Have you heard stories of crop damage and livestock loss in rural India because of a wild animal attack? These stories may just be news clippings for an urban population but a reality to those living near wildlife reserves in India.
Wild Shaale, an environmental and conservation education initiative by the Centre for Wildlife Studies (CWS), aims to develop empathy towards wildlife. It also hopes to inculcate more knowledge about local wildlife in rural school children who live in these high human-wildlife conflict zones.
COVID-19 is another reminder to understand the wildlife around us
I recently watched a Netflix documentary which explained how viruses could be more prone to becoming a pandemic. Now more than ever. The documentary explained how we are encroaching forest areas to build villages and cities. This exposes us to wildlife and them to us.
It (a virus) mutates, it spreads, and it wreaks havoc.
In countries like India where wildlife and people live in very close proximity to one another, there is an increased likelihood of zoonotic diseases passing between them.
Viruses that cause such diseases have access to new living beings as zones of habitation overlap in places where forests have been cut down to facilitate development projects. This affects both humans and wild animals. We need a wider understanding of these diseases and how our actions contribute to this spread.
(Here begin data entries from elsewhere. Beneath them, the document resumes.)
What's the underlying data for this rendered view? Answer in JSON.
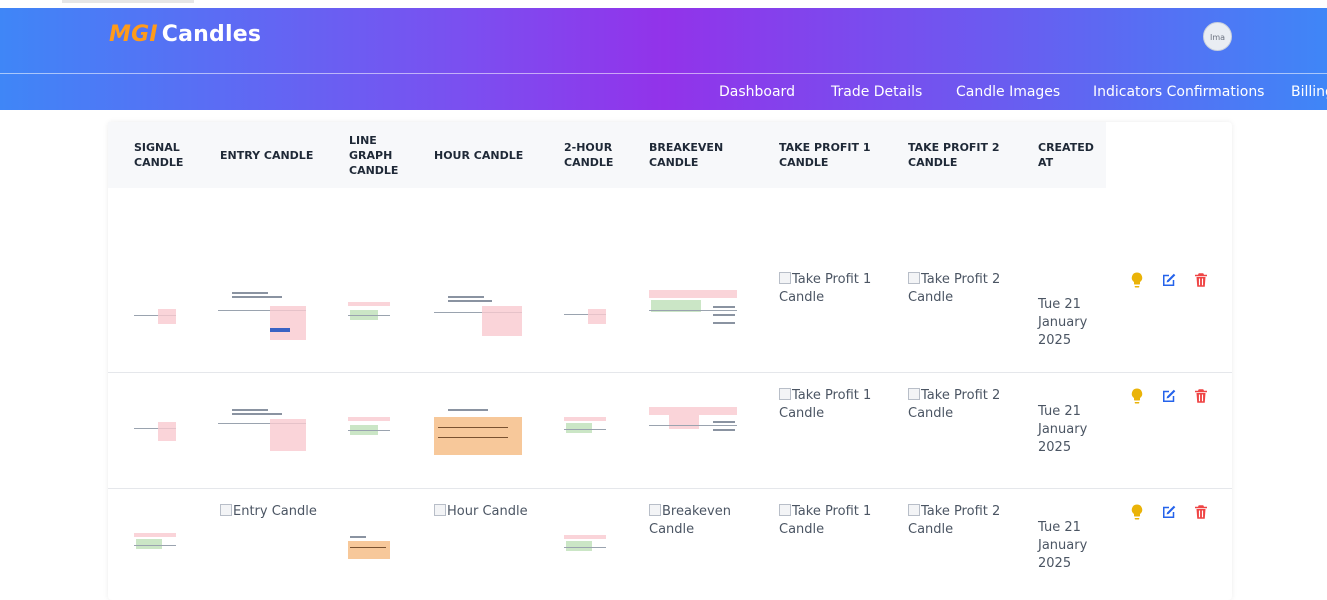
{
  "brand": {
    "part1": "MGI",
    "part2": "Candles"
  },
  "avatar": {
    "alt": "Ima"
  },
  "nav": [
    "Dashboard",
    "Trade Details",
    "Candle Images",
    "Indicators Confirmations",
    "Billing"
  ],
  "table": {
    "headers": [
      [
        "SIGNAL",
        "CANDLE"
      ],
      [
        "ENTRY CANDLE"
      ],
      [
        "LINE",
        "GRAPH",
        "CANDLE"
      ],
      [
        "HOUR CANDLE"
      ],
      [
        "2-HOUR",
        "CANDLE"
      ],
      [
        "BREAKEVEN",
        "CANDLE"
      ],
      [
        "TAKE PROFIT 1",
        "CANDLE"
      ],
      [
        "TAKE PROFIT 2",
        "CANDLE"
      ],
      [
        "CREATED",
        "AT"
      ]
    ],
    "rows": [
      {
        "tp1_alt": [
          "Take Profit 1",
          "Candle"
        ],
        "tp2_alt": [
          "Take Profit 2",
          "Candle"
        ],
        "date": [
          "Tue 21",
          "January",
          "2025"
        ]
      },
      {
        "tp1_alt": [
          "Take Profit 1",
          "Candle"
        ],
        "tp2_alt": [
          "Take Profit 2",
          "Candle"
        ],
        "date": [
          "Tue 21",
          "January",
          "2025"
        ]
      },
      {
        "entry_alt": [
          "Entry Candle"
        ],
        "hour_alt": [
          "Hour Candle"
        ],
        "breakeven_alt": [
          "Breakeven",
          "Candle"
        ],
        "tp1_alt": [
          "Take Profit 1",
          "Candle"
        ],
        "tp2_alt": [
          "Take Profit 2",
          "Candle"
        ],
        "date": [
          "Tue 21",
          "January",
          "2025"
        ]
      }
    ]
  },
  "actions": {
    "bulb_icon": "lightbulb-icon",
    "edit_icon": "edit-icon",
    "delete_icon": "trash-icon"
  },
  "colors": {
    "brand_accent": "#ff9b1a",
    "bulb": "#eab308",
    "edit": "#2563eb",
    "delete": "#ef4444"
  }
}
There is a deep imbalance in our understanding of ecology. We spoke to Krithi Karanth, the chief conservation scientist & director at Centre for Wildlife Studies to understand ecological empathy and how the Wild Shaale program is a humbling start to a peaceful relationship between humans and wild animals.
“We firmly believe that every child has an innate fascination and love for nature.”
“To help nurture this the Wild Shaale program works with children living around India’s wildlife reserves.”
“In two years, the inspiring and committed educators have reached over 20,000 children to help them understand their environment better and rebuild in them a sense of wonder for the natural world.”
Animals Got Here First!
Wild Shaale was started in 2018 as an initiative to educate students in India’s conservation
priority zones about the wild animals and wild spaces around them – starting with elephants and tigers. The curriculum has been expanded to include a wide range of topics today. It reflects the rich biodiversity that India houses.
This curriculum is delivered by trained educators from CWS around several National Parks and Tiger Reserves. They implement Wild Shaale’s experiential learning model with hands-on activities, games, arts and crafts, and multimedia presentations. This gives children comprehensive knowledge and context about the spaces they share with wild animals.
“One thing that struck me was in this school, there was a child that didn’t talk a lot. At the end of every session, we ask the children what they learned, what an animal needs, what a human needs etc.
She stood up and said, “Whatever humans need, so do animals and since they were here first, they have all the rights to all their needs more than us.” – Nita Satheesh, Project Coordinator, Wild Shaale.
How about a bit of ‘Limited Edition Wild Shaale’ in your home?
The CWS & Wild Shaale team relies on donations to conduct these sessions. The team wants you to have a part of nature in your house so you could help them reach out to more schools with this program.
CWS collaborated with the incredibly talented botanical illustrator Nirupa Rao, who created stunning illustrations of local plants to use in the Wild Shaale program. These artworks have helped thousands of children engage with the plant life around them closely.
We collaborated with the incredibly talented botanical illustrator Nirupa Rao, who created stunning illustrations of local plants to use in the Wild Shaale program. We are grateful to her for her contribution.
The prints are available on Wild Shaale’s Instamojo online store. All the proceeds from these go to expanding the Wild Shaale program in MP, TamilNadu, and Karnataka.
“The COVID-19 pandemic has created significant funding challenges. We are putting limited edition prints on sale to raise funds for the program. We need to reach our goal of INR 7.5 lakh ($10,000) to continue the program this year.”
The Wild Shaale team hopes to continue the program once schools reopen at a safer time.
“People are often heard to say they are concerned about the kind of world we will leave to our grandchildren, but equally critical is the kind of grandchildren we shall leave to the earth.” – John Hoyt.